Prospect ECSG responds to Consultation on Schools Admissions Code

Prospect ECSG responds to Consultation on Schools Admissions Code

Prospect’s ECSG has submitted its response to the Department for Education’s consultation on changes to the school admissions code.

raised hands in front of blackboard

The school admissions code was last updated in 2014, and the new revision aims to clarify and improve the process in which children are admitted to schools outside of the normal admissions round.

On introducing a dedicated section to the code for in-year admissions, which sets out the process, how the process is managed and showing how information should be made available to parents, Prospect wrote:

“Prospect members, many of whom work in Local Authorities, have long been concerned about the difficulty some parents encounter when trying to make an application for a school place outside the normal point of admission, and the clarity provided in this draft around expected timescales and appeals will make the procedure clearer to parents, schools and local authorities.

“We are very aware of instances where a parental application is just ignored and never responded to, leaving the parent without recourse to appeal. We strongly welcome this clarity.”

However, Prospect also warns that greater local authority staffing will be needed to support parents and to ensure the code is properly applied by schools.

Challenging behaviours

In a section on changes to Fair Access Protocols, which seeks to ensure that unplaced children, especially the most vulnerable, are found a school as quickly as possible, Prospect was far more critical of some of the new proposals.

The revised code seeks to clarify when local authorities are able to refuse admission on the basis of challenging behaviour but Prospect argues that it is not sufficiently clear.

Neither does it include provisions in the Equality Act 2010 that says all schools have an anticipatory duty in relation to making provision for students with disabilities and the presence of any challenging behaviour does not override the student’s entitlement to education. 

Prospect’s response adds:

“If this is not amended in the draft Admissions Code it would indicate that the Department is either unaware of the duties of the Equality Act 2010 on the formulation of policy, or they are willingly complicit with schools who misuse this provision, in the act of discrimination against pupils with disabilities and non-inclusive practices.”

It continues:

“This draft will not aid LAs in their accountability to champion the rights of children, nor will it overcome the unlawful, discriminatory and non-inclusive practices which a minority of schools operate.”
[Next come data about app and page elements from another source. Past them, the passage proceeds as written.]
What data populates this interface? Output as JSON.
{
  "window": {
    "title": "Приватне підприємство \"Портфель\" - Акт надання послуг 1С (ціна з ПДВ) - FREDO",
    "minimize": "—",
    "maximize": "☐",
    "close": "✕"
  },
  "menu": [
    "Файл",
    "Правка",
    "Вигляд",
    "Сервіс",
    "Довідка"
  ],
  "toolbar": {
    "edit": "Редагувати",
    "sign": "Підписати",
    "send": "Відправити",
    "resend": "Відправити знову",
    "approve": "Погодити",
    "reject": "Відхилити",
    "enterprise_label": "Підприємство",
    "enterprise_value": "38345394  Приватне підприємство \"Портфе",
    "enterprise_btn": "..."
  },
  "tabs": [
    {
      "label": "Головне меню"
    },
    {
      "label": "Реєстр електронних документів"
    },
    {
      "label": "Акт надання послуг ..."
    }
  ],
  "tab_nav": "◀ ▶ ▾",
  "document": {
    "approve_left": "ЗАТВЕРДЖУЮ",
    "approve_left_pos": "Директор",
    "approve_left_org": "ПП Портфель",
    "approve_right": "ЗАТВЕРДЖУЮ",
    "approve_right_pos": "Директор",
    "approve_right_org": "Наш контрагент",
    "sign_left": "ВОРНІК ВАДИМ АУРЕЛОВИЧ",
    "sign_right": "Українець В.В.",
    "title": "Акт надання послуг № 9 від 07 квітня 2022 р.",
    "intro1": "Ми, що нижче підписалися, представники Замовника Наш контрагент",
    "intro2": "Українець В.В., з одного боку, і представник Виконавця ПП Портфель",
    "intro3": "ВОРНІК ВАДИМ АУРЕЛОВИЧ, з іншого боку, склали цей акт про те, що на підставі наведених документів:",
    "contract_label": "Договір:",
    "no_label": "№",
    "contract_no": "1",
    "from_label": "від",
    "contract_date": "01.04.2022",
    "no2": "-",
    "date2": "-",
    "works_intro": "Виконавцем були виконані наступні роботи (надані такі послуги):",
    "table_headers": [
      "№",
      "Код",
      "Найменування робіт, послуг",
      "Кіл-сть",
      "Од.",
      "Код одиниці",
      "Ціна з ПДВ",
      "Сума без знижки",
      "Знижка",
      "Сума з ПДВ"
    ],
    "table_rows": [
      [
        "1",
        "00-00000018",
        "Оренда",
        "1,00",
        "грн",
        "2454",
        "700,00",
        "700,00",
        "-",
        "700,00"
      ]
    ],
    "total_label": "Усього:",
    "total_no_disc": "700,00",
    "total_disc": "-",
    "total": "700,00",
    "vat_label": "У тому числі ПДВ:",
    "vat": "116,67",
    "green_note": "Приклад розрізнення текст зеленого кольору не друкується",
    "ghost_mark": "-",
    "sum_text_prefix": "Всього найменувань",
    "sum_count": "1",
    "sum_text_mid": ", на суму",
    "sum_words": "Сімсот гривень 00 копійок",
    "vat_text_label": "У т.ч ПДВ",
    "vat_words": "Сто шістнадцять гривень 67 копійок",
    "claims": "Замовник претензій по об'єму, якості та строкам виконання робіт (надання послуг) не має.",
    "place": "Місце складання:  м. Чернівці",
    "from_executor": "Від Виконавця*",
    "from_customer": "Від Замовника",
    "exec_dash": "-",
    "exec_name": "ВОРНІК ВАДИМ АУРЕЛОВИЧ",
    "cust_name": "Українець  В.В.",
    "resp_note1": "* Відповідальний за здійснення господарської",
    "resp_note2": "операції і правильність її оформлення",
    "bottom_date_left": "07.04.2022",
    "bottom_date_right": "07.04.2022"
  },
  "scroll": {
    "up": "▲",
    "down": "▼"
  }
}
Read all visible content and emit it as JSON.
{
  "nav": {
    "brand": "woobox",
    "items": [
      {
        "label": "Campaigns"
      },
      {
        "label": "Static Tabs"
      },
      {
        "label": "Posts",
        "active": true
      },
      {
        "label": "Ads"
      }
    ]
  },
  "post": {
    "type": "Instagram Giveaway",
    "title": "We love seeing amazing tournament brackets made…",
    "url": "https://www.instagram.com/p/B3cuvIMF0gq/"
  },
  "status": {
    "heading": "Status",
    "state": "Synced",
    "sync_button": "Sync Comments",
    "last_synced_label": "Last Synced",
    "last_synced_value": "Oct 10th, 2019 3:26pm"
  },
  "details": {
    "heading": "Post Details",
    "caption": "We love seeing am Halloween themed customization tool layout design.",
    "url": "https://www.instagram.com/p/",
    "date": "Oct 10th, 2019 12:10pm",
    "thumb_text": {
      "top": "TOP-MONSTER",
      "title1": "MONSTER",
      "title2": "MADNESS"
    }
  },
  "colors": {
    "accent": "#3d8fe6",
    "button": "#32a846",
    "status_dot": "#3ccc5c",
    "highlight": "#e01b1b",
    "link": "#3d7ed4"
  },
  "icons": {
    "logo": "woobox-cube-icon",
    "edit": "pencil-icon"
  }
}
  • Prospect’s full response to the consultation can be downloaded from here.
  • The proposed draft of the revised Admissions Code can be seen here.
  • The current Admission Code is here.